**PROMPT:** In the data that follows, find each line containing "replit" and copy it.

Dataset rows describing interfaces:
-=-=-=-=-
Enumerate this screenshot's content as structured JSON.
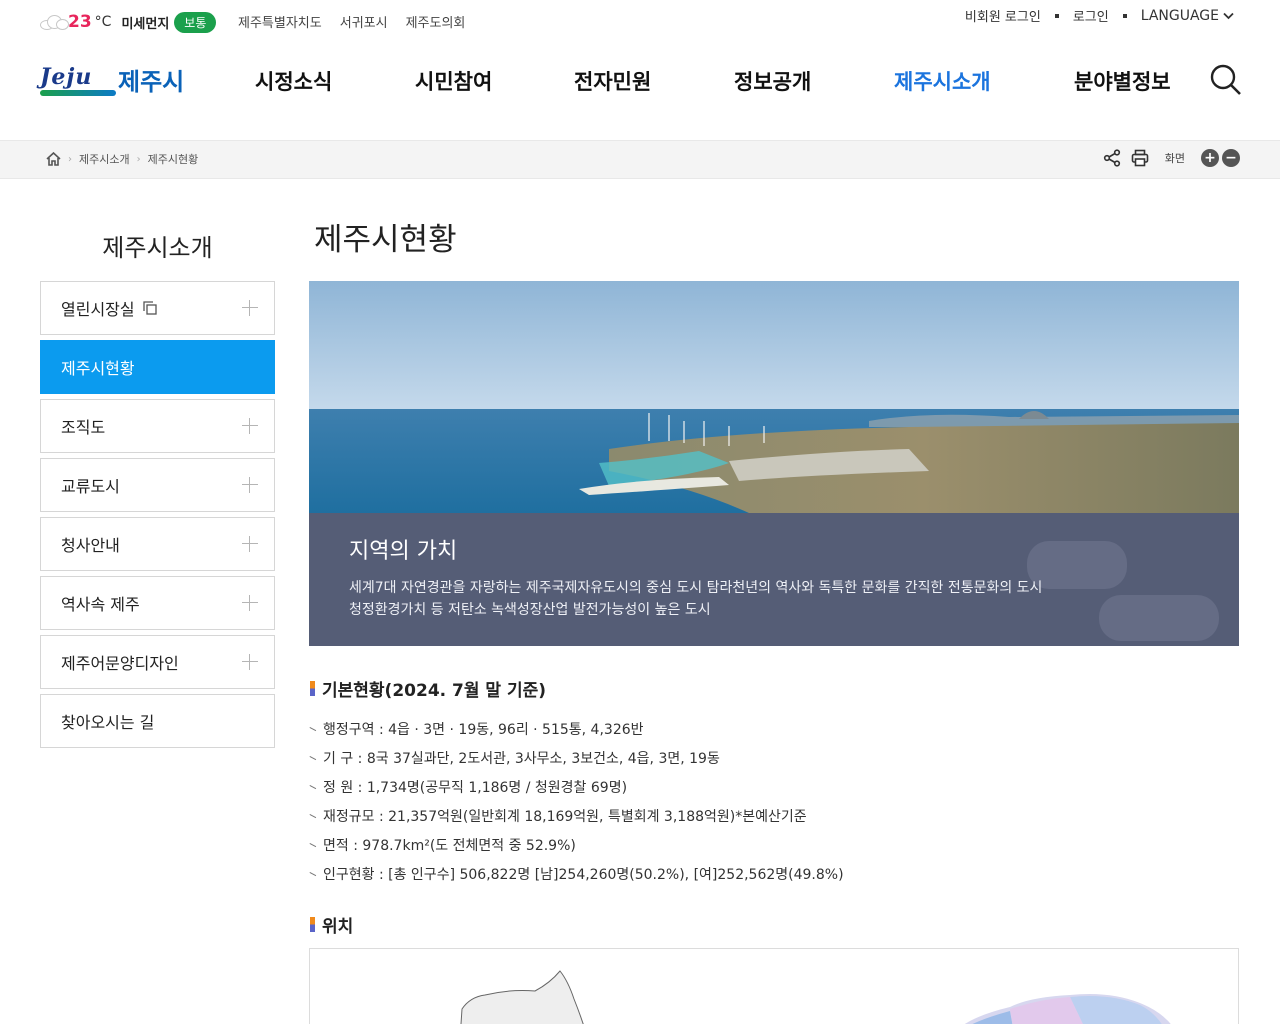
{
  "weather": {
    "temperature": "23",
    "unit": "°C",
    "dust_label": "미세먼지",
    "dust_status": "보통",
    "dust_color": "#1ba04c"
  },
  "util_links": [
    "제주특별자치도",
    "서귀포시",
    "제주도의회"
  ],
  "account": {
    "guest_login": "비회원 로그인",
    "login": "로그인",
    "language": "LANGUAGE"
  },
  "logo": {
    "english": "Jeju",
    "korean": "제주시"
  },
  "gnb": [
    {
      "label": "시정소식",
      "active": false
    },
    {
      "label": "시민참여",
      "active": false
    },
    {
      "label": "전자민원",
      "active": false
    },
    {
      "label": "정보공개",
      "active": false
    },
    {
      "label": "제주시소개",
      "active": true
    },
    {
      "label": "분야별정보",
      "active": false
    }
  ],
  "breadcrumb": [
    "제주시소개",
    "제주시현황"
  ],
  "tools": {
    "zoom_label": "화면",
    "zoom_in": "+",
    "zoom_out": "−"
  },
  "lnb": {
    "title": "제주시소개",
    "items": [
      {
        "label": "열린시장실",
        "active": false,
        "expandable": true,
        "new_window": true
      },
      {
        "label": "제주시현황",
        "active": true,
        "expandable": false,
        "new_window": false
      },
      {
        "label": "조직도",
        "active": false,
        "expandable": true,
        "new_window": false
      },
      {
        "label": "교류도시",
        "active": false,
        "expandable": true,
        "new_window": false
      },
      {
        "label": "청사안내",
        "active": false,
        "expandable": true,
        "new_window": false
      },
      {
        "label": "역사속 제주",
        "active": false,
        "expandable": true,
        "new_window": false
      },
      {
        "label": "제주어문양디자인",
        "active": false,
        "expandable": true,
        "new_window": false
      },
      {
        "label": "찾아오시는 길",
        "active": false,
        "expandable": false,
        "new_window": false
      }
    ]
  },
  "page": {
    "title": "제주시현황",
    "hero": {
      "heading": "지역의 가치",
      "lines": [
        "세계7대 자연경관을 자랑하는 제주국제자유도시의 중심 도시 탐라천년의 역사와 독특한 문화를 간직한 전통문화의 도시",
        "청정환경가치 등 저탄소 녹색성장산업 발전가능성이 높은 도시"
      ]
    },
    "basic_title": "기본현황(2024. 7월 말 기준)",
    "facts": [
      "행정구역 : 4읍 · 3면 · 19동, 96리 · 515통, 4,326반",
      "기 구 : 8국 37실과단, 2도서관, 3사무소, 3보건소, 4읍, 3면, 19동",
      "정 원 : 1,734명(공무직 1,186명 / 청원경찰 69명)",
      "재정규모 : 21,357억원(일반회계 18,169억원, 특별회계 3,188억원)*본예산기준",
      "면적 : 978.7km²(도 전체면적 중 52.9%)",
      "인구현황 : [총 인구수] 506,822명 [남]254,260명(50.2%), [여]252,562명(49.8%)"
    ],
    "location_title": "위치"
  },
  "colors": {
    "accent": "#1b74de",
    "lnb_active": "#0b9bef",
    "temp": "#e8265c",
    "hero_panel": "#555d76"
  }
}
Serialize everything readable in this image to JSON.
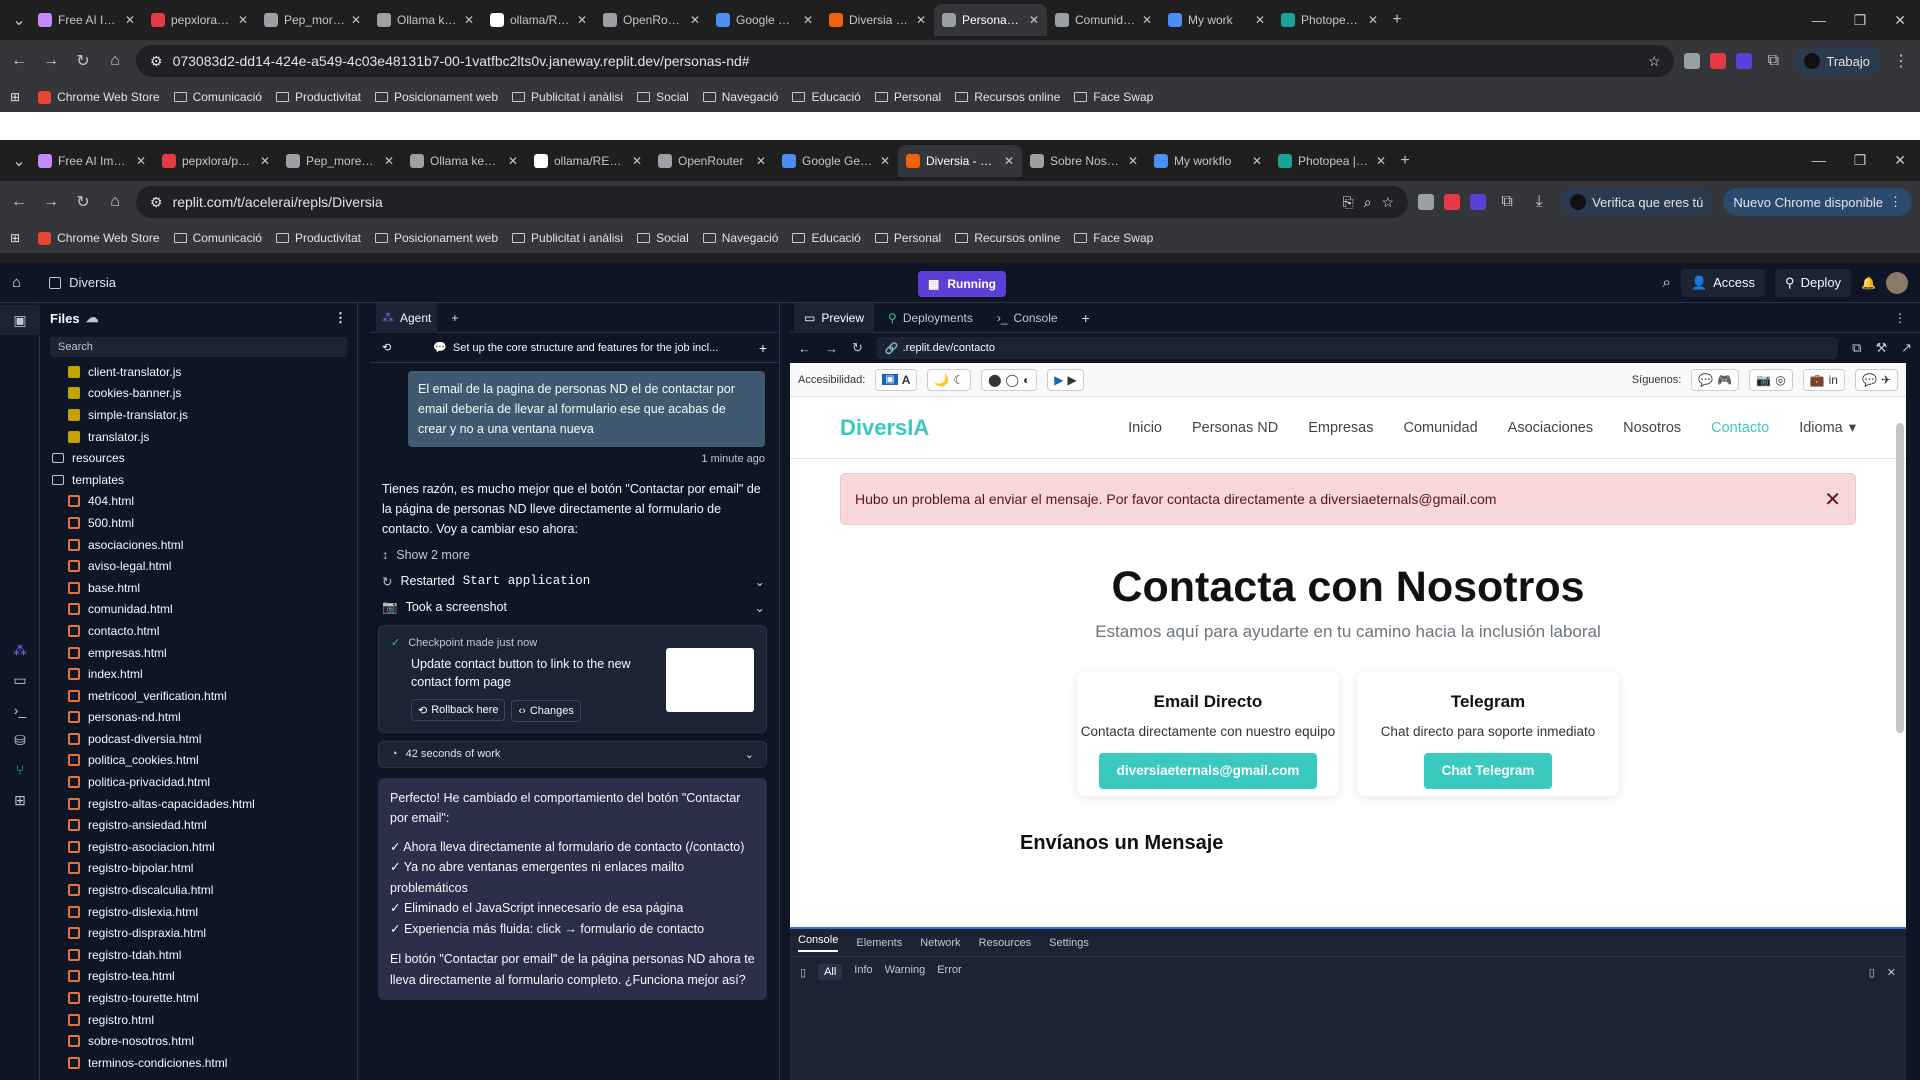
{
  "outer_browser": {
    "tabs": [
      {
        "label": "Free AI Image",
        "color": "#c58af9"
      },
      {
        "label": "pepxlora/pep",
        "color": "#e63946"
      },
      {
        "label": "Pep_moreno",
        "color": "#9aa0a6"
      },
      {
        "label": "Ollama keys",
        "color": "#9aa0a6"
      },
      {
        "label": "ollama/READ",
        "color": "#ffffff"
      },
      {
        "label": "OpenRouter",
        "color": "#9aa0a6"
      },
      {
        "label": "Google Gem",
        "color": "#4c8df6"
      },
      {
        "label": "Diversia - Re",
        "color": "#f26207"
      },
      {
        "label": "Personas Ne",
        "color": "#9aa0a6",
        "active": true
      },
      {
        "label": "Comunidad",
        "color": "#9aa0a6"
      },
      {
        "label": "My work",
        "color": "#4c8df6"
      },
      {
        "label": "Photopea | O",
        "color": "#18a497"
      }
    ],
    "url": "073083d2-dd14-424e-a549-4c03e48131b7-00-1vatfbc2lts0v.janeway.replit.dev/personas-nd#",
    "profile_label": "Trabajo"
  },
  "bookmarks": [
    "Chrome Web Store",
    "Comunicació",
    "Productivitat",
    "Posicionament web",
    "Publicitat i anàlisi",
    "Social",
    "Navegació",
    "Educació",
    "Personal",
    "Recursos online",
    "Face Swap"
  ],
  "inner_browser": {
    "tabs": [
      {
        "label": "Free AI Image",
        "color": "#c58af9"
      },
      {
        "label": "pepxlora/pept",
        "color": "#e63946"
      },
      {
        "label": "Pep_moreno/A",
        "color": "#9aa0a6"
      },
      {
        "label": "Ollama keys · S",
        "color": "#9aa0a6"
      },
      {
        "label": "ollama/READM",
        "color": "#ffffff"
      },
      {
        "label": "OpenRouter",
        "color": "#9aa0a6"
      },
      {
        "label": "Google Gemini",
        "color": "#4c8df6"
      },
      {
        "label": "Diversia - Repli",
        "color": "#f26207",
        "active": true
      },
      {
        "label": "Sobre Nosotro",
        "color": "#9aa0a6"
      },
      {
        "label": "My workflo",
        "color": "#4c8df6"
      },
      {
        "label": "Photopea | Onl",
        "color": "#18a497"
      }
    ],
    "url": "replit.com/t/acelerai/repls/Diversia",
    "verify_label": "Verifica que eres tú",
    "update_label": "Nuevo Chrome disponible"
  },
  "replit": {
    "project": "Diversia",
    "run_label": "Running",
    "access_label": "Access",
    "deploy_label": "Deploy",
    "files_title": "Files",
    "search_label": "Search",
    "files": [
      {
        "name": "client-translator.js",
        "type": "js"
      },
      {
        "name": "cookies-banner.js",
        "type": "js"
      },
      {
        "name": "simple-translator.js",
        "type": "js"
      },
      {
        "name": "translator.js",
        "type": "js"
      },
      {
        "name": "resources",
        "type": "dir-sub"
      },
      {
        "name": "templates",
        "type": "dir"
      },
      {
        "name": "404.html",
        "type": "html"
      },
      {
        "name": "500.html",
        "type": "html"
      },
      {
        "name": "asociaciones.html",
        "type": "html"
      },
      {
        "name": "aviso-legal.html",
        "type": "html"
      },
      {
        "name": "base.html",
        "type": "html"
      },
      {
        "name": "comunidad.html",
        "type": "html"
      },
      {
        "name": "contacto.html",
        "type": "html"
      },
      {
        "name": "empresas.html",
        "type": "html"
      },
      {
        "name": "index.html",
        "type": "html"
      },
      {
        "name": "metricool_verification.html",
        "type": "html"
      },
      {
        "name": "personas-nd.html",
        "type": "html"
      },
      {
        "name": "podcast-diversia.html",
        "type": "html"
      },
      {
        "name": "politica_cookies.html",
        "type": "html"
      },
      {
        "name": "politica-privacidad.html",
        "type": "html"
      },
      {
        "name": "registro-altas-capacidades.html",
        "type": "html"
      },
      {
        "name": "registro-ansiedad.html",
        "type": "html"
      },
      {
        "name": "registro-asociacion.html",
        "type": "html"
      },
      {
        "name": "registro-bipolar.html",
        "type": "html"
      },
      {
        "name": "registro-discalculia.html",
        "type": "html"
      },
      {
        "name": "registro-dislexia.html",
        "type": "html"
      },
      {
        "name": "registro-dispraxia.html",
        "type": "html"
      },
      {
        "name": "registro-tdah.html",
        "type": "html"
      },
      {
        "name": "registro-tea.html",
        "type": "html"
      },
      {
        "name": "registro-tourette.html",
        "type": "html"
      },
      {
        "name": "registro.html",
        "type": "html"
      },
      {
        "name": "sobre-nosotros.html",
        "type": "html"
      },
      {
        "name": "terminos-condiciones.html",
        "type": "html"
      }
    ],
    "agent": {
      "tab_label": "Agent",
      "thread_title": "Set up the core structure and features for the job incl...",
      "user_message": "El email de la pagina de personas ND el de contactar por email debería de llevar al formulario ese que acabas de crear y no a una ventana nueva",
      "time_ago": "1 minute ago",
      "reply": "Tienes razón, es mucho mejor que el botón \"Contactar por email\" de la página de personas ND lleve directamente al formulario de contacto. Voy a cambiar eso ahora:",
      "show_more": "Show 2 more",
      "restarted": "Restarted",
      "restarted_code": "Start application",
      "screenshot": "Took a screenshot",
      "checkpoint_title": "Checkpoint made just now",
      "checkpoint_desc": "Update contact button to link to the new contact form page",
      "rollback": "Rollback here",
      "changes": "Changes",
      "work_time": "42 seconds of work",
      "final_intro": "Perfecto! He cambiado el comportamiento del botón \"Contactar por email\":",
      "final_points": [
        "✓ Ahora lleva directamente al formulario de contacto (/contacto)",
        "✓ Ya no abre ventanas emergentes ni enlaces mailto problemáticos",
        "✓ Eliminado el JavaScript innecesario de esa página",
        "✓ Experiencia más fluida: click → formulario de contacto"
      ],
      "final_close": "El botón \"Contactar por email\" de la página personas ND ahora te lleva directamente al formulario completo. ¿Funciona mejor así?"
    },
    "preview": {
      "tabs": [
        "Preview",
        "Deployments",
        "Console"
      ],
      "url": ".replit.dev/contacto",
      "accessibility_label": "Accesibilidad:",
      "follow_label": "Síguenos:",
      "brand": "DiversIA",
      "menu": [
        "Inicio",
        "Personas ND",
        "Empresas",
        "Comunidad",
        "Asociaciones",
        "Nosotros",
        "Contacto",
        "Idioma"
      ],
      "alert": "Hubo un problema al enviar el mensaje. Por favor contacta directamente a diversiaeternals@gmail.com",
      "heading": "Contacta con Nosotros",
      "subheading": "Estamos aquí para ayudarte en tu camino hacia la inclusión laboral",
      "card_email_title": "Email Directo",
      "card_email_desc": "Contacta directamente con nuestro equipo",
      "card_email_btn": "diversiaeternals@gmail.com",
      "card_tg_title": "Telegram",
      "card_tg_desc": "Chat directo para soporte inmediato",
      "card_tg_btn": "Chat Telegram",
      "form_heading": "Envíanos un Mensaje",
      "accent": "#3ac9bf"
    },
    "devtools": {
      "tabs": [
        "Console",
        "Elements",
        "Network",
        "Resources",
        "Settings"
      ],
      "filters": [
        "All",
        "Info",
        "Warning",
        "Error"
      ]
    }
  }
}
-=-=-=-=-
**EXERCISE RESULT:**
    "url": "073083d2-dd14-424e-a549-4c03e48131b7-00-1vatfbc2lts0v.janeway.replit.dev/personas-nd#",
    "url": "replit.com/t/acelerai/repls/Diversia",
  "replit": {
      "url": ".replit.dev/contacto",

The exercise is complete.